We carry our smartphones with us at all times. However, how many of us are aware of the dangers they create? The following are examples of rising dangers to mobile device security.
We carry our smartphones with us at all times. However, how many of us are aware of the dangers they create? The following are examples of rising dangers to mobile device security. More than 60 per cent of all instances of digital fraud are now carried out on mobile devices. This includes phishing attacks and stolen passwords. The fact that we now conduct sensitive activities on our mobile devices, such as banking, makes security an even greater priority.
In the past few months, many of us have seen a significant increase in the degree to which we rely on mobile capabilities. Mobile communications are more widespread than they have ever been. All thanks to the growing number of technologies, such as corporate mobile applications, virtual private networks (VPNs), hot spots, and many more. Due to this increased and sudden dependence on mobile functionalities, mobile security must be at the forefront of everybody’s mind.
Attacks that are meant to compromise or steal information from mobile devices, such as smartphones and tablets, are examples of mobile security threats. Malware and spyware are the most common forms of attack, allowing hackers to take control of a computer without the user’s knowledge.
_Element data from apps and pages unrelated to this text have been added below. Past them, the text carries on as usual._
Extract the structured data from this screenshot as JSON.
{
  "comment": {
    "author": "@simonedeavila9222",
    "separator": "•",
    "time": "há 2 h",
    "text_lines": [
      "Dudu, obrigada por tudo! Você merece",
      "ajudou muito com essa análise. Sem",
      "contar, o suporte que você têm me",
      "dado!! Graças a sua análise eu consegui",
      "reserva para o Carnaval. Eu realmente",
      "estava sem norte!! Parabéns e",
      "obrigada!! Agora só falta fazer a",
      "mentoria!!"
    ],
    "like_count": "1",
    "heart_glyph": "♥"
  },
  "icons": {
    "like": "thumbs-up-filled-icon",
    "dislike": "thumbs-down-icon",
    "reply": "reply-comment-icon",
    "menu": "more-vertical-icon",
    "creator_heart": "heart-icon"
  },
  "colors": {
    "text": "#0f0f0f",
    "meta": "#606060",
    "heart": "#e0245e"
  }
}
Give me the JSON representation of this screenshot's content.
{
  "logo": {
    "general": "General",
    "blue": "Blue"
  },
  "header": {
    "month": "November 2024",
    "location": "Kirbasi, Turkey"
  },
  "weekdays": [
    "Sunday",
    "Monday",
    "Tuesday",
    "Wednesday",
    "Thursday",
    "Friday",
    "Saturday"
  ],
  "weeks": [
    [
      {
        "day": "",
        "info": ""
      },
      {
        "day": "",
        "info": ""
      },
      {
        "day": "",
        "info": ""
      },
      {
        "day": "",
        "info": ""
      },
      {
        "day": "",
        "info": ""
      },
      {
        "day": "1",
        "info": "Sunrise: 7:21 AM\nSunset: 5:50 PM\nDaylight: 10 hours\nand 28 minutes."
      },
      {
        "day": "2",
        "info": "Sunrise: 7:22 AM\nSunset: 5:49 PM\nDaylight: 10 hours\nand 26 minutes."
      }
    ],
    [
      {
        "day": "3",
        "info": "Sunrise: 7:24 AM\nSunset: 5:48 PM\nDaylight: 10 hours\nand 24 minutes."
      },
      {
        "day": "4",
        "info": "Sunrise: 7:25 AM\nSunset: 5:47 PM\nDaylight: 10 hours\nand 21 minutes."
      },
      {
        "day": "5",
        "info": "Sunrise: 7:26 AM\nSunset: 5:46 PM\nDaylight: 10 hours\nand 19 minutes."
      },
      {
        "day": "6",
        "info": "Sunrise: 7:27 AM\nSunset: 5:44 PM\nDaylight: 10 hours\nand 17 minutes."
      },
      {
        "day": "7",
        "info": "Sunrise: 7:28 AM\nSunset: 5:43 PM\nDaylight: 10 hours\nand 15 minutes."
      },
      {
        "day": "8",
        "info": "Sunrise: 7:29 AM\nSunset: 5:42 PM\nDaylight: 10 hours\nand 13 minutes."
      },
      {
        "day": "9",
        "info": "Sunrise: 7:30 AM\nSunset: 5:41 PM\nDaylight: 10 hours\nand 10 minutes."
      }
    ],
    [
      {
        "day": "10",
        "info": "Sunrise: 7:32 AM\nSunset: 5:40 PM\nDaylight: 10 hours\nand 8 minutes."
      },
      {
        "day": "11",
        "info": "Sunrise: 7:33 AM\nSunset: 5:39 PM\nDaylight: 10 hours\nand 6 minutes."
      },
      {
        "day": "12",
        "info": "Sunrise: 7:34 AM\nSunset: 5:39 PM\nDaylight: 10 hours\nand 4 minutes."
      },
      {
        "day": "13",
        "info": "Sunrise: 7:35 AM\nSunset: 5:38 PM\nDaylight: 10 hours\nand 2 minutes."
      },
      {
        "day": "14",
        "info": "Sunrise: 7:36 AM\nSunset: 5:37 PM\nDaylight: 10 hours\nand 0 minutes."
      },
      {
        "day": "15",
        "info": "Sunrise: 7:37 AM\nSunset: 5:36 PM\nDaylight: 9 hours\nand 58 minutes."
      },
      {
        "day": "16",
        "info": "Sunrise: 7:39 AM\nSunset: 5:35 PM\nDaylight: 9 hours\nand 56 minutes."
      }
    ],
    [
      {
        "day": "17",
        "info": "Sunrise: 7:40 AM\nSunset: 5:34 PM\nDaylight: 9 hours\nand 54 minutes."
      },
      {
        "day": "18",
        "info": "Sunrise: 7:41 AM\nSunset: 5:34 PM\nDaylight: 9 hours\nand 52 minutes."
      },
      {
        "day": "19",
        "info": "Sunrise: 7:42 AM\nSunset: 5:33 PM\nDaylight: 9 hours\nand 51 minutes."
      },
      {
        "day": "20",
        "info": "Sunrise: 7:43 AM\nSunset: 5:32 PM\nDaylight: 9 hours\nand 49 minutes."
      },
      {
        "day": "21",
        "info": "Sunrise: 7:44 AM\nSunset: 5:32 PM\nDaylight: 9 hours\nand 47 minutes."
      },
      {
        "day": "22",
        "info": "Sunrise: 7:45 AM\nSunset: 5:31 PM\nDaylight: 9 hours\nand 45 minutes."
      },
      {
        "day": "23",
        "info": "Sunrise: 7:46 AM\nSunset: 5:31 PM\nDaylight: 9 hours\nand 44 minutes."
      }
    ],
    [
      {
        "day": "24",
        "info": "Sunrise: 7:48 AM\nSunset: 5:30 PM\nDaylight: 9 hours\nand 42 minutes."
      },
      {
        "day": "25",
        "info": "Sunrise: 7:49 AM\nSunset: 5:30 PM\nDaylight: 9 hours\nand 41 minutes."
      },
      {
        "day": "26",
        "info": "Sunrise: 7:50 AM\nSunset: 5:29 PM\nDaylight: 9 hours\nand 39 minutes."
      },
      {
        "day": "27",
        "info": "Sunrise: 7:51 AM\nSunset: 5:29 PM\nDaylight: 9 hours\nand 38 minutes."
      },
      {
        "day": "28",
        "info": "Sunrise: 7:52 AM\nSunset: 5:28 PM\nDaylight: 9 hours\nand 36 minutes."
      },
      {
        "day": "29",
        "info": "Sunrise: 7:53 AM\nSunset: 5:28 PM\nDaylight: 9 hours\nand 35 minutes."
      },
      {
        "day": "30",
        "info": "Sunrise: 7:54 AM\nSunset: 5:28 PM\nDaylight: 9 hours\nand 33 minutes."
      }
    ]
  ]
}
When an attacker has access to a device, they are in a position to commit a wide range of cyber-attacks, such as stealing data and selling it, accessing contacts, sending messages, and making calls. They are also able to use the device to steal the login credentials of other users and spoof their identities. These attacks affect individual users as well as organisations, as a single breach can lead to widespread data loss if it isn’t patched quickly enough.
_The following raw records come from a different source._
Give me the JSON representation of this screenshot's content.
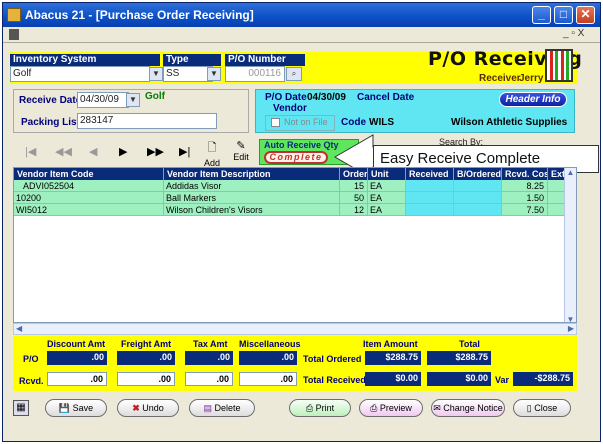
{
  "window": {
    "title": "Abacus 21 - [Purchase Order Receiving]"
  },
  "menubar": {
    "right_controls": "_ ▫ X"
  },
  "header": {
    "inventory_label": "Inventory System",
    "inventory_value": "Golf",
    "type_label": "Type",
    "type_value": "SS",
    "po_label": "P/O Number",
    "po_value": "000116",
    "heading": "P/O Receiving",
    "receiver_label": "Receiver",
    "receiver_value": "Jerry"
  },
  "receive": {
    "date_label": "Receive Date",
    "date_value": "04/30/09",
    "location": "Golf",
    "packing_label": "Packing List",
    "packing_value": "283147"
  },
  "po_info": {
    "po_date_label": "P/O Date",
    "po_date_value": "04/30/09",
    "cancel_label": "Cancel Date",
    "vendor_label": "Vendor",
    "not_on_file": "Not on File",
    "code_label": "Code",
    "code_value": "WILS",
    "vendor_name": "Wilson Athletic Supplies",
    "header_info_button": "Header Info"
  },
  "toolbar": {
    "add_label": "Add",
    "edit_label": "Edit",
    "auto_receive_label": "Auto Receive Qty",
    "complete_label": "Complete",
    "search_by_label": "Search By:",
    "callout": "Easy Receive Complete"
  },
  "grid": {
    "columns": [
      "Vendor Item Code",
      "Vendor Item Description",
      "Order",
      "Unit",
      "Received",
      "B/Ordered",
      "Rcvd. Cost",
      "Ext C"
    ],
    "rows": [
      {
        "code": "ADVI052504",
        "desc": "Addidas Visor",
        "order": "15",
        "unit": "EA",
        "received": "",
        "bordered": "",
        "cost": "8.25"
      },
      {
        "code": "10200",
        "desc": "Ball Markers",
        "order": "50",
        "unit": "EA",
        "received": "",
        "bordered": "",
        "cost": "1.50"
      },
      {
        "code": "WI5012",
        "desc": "Wilson Children's Visors",
        "order": "12",
        "unit": "EA",
        "received": "",
        "bordered": "",
        "cost": "7.50"
      }
    ]
  },
  "totals": {
    "discount_label": "Discount  Amt",
    "freight_label": "Freight Amt",
    "tax_label": "Tax Amt",
    "misc_label": "Miscellaneous",
    "item_amount_label": "Item  Amount",
    "total_label": "Total",
    "po_row_label": "P/O",
    "rcvd_row_label": "Rcvd.",
    "total_ordered_label": "Total Ordered",
    "total_received_label": "Total Received",
    "var_label": "Var",
    "po_discount": ".00",
    "po_freight": ".00",
    "po_tax": ".00",
    "po_misc": ".00",
    "po_item_amount": "$288.75",
    "po_total": "$288.75",
    "rcvd_discount": ".00",
    "rcvd_freight": ".00",
    "rcvd_tax": ".00",
    "rcvd_misc": ".00",
    "rcvd_item_amount": "$0.00",
    "rcvd_total": "$0.00",
    "variance": "-$288.75"
  },
  "actions": {
    "save": "Save",
    "undo": "Undo",
    "delete": "Delete",
    "print": "Print",
    "preview": "Preview",
    "change_notice": "Change Notice",
    "close": "Close"
  }
}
Applications frequently serve as the source of vulnerabilities in mobile devices. Users can fall victim to these kinds of attacks when they download malicious applications or grant apps permission to view their device data without first verifying whether or not it’s safe to do so.
Phishing and spoofing are typically how a web-based mobile attack is carried out. Attackers will send a message via email, text, or any other form of instant messaging, that appears to have come from a reliable source. However, the message will contain a link or attachment that is malicious.
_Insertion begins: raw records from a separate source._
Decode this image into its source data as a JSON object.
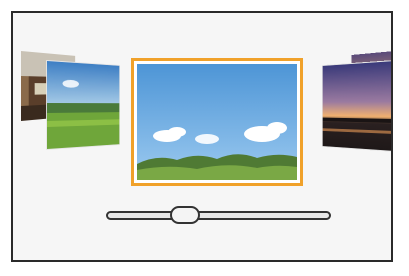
{
  "thumbnails": [
    {
      "id": "far-left",
      "scene": "city-tram"
    },
    {
      "id": "near-left",
      "scene": "green-field-sky"
    },
    {
      "id": "center",
      "scene": "blue-sky-clouds-trees",
      "selected": true
    },
    {
      "id": "near-right",
      "scene": "sunset-lake"
    },
    {
      "id": "far-right",
      "scene": "sunset-lake"
    }
  ],
  "slider": {
    "position_fraction": 0.33
  },
  "colors": {
    "selection_border": "#f0a12a",
    "frame_border": "#2a2a2a",
    "background": "#f6f6f6"
  }
}
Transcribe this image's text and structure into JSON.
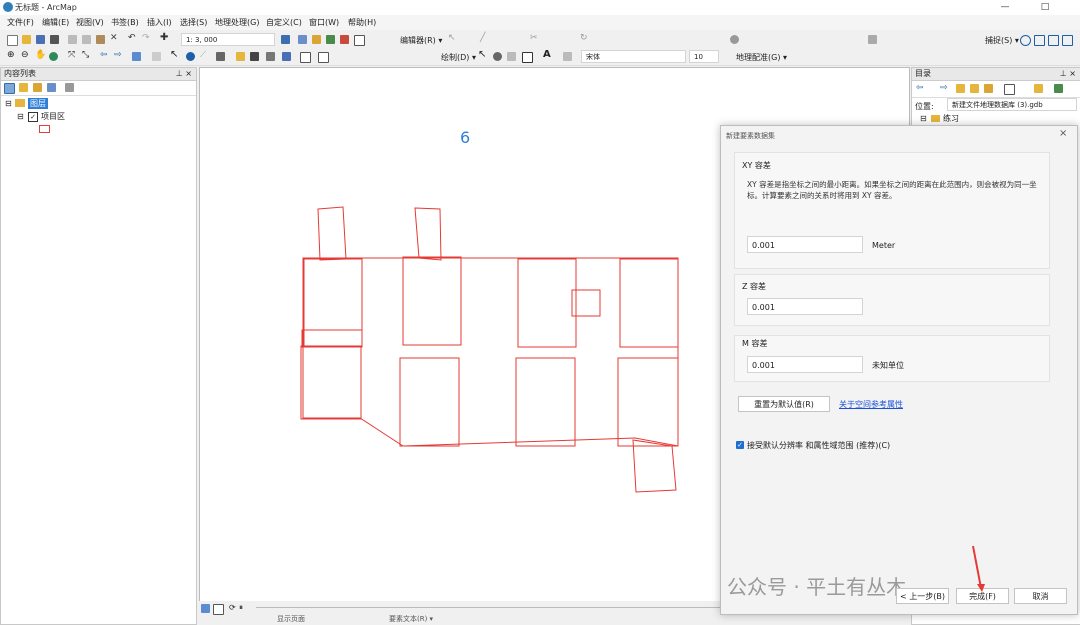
{
  "window": {
    "title": "无标题 - ArcMap",
    "minimize": "—",
    "maximize": "□"
  },
  "menu": [
    "文件(F)",
    "编辑(E)",
    "视图(V)",
    "书签(B)",
    "插入(I)",
    "选择(S)",
    "地理处理(G)",
    "自定义(C)",
    "窗口(W)",
    "帮助(H)"
  ],
  "toolbar": {
    "scale": "1: 3, 000",
    "editor": "编辑器(R) ▾",
    "snapping": "捕捉(S) ▾",
    "draw": "绘制(D) ▾",
    "font": "宋体",
    "font_size": "10",
    "georef": "地理配准(G) ▾"
  },
  "toc": {
    "title": "内容列表",
    "pin": "⊥ ×",
    "layers_group": "图层",
    "layer": "项目区"
  },
  "map": {
    "annotation_number": "6"
  },
  "catalog": {
    "title": "目录",
    "pin": "⊥ ×",
    "location_label": "位置:",
    "location_value": "新建文件地理数据库 (3).gdb",
    "tree_item": "练习"
  },
  "dialog": {
    "title": "新建要素数据集",
    "close": "×",
    "xy_title": "XY 容差",
    "xy_desc": "XY 容差是指坐标之间的最小距离。如果坐标之间的距离在此范围内，则会被视为同一坐标。计算要素之间的关系时将用到 XY 容差。",
    "xy_value": "0.001",
    "xy_unit": "Meter",
    "z_title": "Z 容差",
    "z_value": "0.001",
    "m_title": "M 容差",
    "m_value": "0.001",
    "m_unit": "未知单位",
    "reset_button": "重置为默认值(R)",
    "about_link": "关于空间参考属性",
    "accept_checkbox": "接受默认分辨率 和属性域范围 (推荐)(C)",
    "back_button": "< 上一步(B)",
    "finish_button": "完成(F)",
    "cancel_button": "取消"
  },
  "status": {
    "left_tab": "显示页面",
    "right_tab": "要素文本(R) ▾"
  },
  "watermark": "公众号 · 平土有丛木"
}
The malicious attacker can gain access to a user’s mobile device or credentials to spoof their identity once they click through or even provide personal information.
A mobile attack of this kind takes place when malicious actors aim their attention at unsecured or open public Wi-Fi connections. In some instances, hackers go so far as to create a honeypot Wi-Fi network in an attempt to trick users. This practice is known as network spoofing. Herein, hackers can compromise devices and credentials by taking advantage of spoofed networks, which prompts users to create an account complete with a username and password.
Users are vulnerable to a variety of cell phone security issues if their devices are lost, stolen, or left unattended. Your mobile device is susceptible to hacking if you do not protect it with a robust password, personal identification number (PIN), or biometric authentication. Hacking is also possible if you use apps and services that do not encrypt your data.
According to Europol, mobile devices have rapidly replaced personal computers at home and at the workplace. Protecting our smartphones and tablets is just like protecting any other electronic equipment. They are subject to the same dangers, or even greater ones than a personal computer or a laptop.
The report, Verizon Mobile Security Index (2020) found 43 per cent of surveyed businesses had compromised their security. This was done to meet efficiency, ease of access, profitability targets, or because of lack of budget or expertise.
Here are some points to note that will help you in protecting your smartphone from security threats:
Smartphone and mobile security threats must be taken more seriously as hackers keep targeting mobile devices. Mobile devices are just as susceptible to attacks, if not even more than personal computers and other computer hardware. They are just as vulnerable to dangers such as malware, social engineering, web attacks, security breaches, and even theft in the physical world.
Ransomware is a stealthy form of malware that poses a risk to businesses, their employees, their customers, and the community as a whole.
Self-Sovereign Identity refers to the idea that individuals or organisations can have complete control of their digital and physical identities, as well as control over the sharing and usage of their personal data.